“To address this we played with the perception of large scale figures and patterns at drastically different distances, as well as the fidelity of printing to desired visual contrast,” said French 2D principals Jenny and Anda French. “Full-scale mock-up panels were hung on site for review by the design team and city officials, allowing for adjustment of the graphics files to ensure that the image was high contrast enough to compete with three-dimensional building facades.”

How does the artwork conform to these different scales? The graphics are effectively divided into three separate categories; skyline, street, and reveal views. The pattern across the garage’s 25,000-square-foot facade canvas is relatively constant and defined by rectangular and triangular forms that are linked by diagonal strands of shade, evoking the shadows cast across facades with material depth. From the farthest vantage points, defined as southwest Binney Street and Fulkerson, the graphics are oversized, and, in a certain sense resemble the boxy massing of post-war structures. Shifting to the street reveals views of the enclosure as the gain of the pattern increases in density, leading to a subsequent freneticism in the shading.

Detail of a vertically-oriented facade graphic

The design is composed of rectangular forms linked by bands of shading. (John Horner)

In daylight, the exterior of the garage remains opaque, while the significant density of perforations allows for outward views and natural, passive ventilation—the garage itself is not outfitted with any form of mechanical ventilation. Owing to the hidden aluminum tension frame produced by Facid North America, the mesh enclosure remain remarkably taut with minimal gaps between individual panels.

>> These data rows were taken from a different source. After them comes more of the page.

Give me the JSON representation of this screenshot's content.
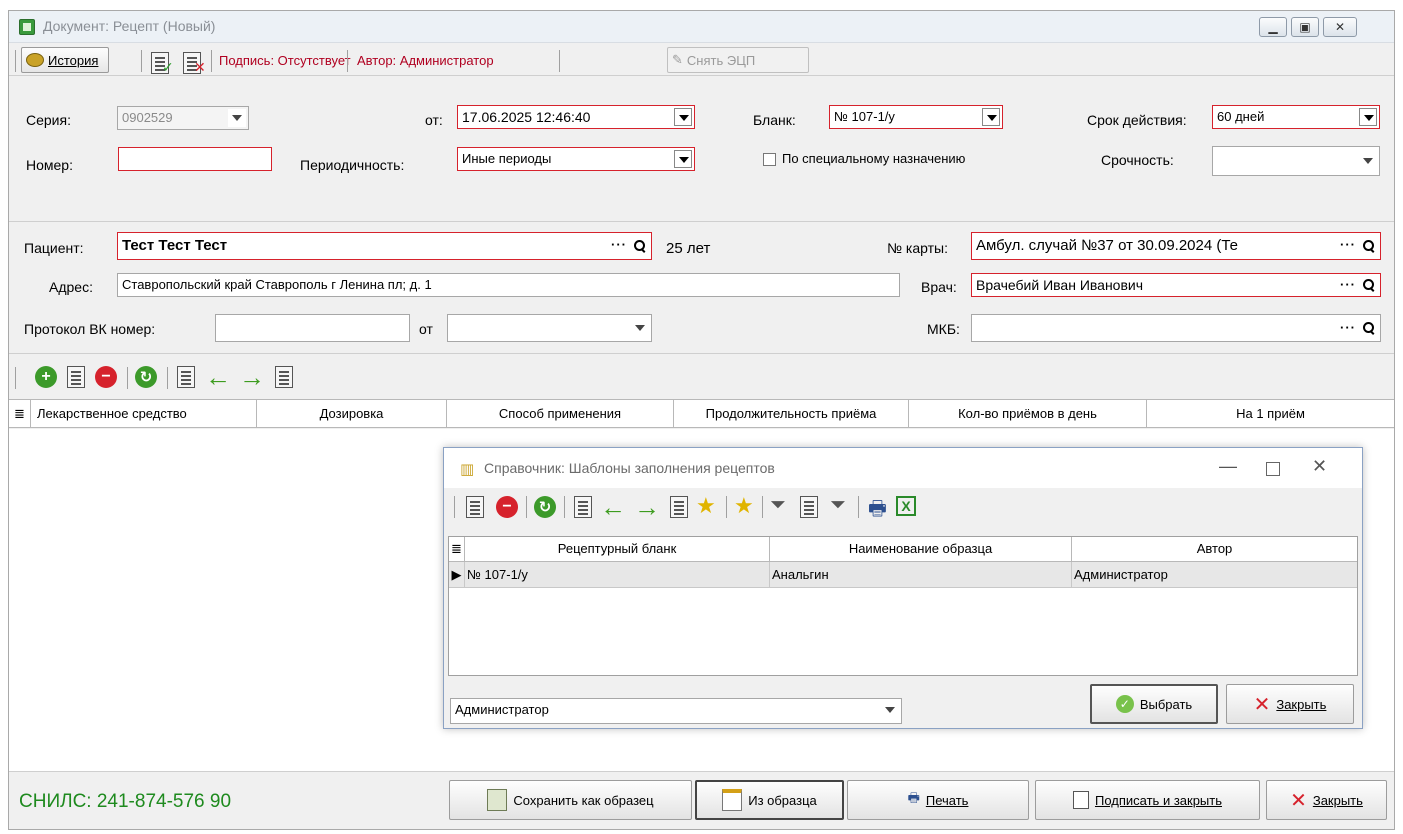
{
  "window": {
    "title": "Документ: Рецепт (Новый)",
    "controls": [
      "minimize",
      "restore",
      "close"
    ]
  },
  "toolbar": {
    "history_label": "История",
    "signature_label": "Подпись: Отсутствует",
    "author_label": "Автор: Администратор",
    "remove_sign_label": "Снять ЭЦП"
  },
  "form": {
    "series_label": "Серия:",
    "series_value": "0902529",
    "from_label": "от:",
    "from_value": "17.06.2025 12:46:40",
    "blank_label": "Бланк:",
    "blank_value": "№ 107-1/у",
    "validity_label": "Срок действия:",
    "validity_value": "60 дней",
    "number_label": "Номер:",
    "number_value": "",
    "periodicity_label": "Периодичность:",
    "periodicity_value": "Иные периоды",
    "special_label": "По специальному назначению",
    "urgency_label": "Срочность:",
    "urgency_value": ""
  },
  "patient": {
    "patient_label": "Пациент:",
    "patient_value": "Тест Тест Тест",
    "age": "25 лет",
    "card_label": "№ карты:",
    "card_value": "Амбул. случай №37 от 30.09.2024 (Те",
    "address_label": "Адрес:",
    "address_value": "Ставропольский край Ставрополь г Ленина пл; д. 1",
    "doctor_label": "Врач:",
    "doctor_value": "Врачебий Иван Иванович",
    "protocol_label": "Протокол ВК номер:",
    "protocol_value": "",
    "protocol_from_label": "от",
    "protocol_from_value": "",
    "mkb_label": "МКБ:",
    "mkb_value": ""
  },
  "grid": {
    "columns": [
      "Лекарственное средство",
      "Дозировка",
      "Способ применения",
      "Продолжительность приёма",
      "Кол-во приёмов в день",
      "На 1 приём"
    ]
  },
  "dialog": {
    "title": "Справочник: Шаблоны заполнения рецептов",
    "columns": [
      "Рецептурный бланк",
      "Наименование образца",
      "Автор"
    ],
    "rows": [
      {
        "blank": "№ 107-1/у",
        "name": "Анальгин",
        "author": "Администратор"
      }
    ],
    "filter_value": "Администратор",
    "select_label": "Выбрать",
    "close_label": "Закрыть"
  },
  "bottom": {
    "snils": "СНИЛС: 241-874-576 90",
    "save_template": "Сохранить как образец",
    "from_template": "Из образца",
    "print": "Печать",
    "sign_close": "Подписать и закрыть",
    "close": "Закрыть"
  }
}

The result is a semi-continuous surface covered with significant openings that reveal the concrete-and-steel structure below.

For the project’s official photography, the French sisters acted as drawing scale figures with custom dresses fitted with a rendition of the building’s facade pattern—in effect forming a fourth category to the graphic design’s scales.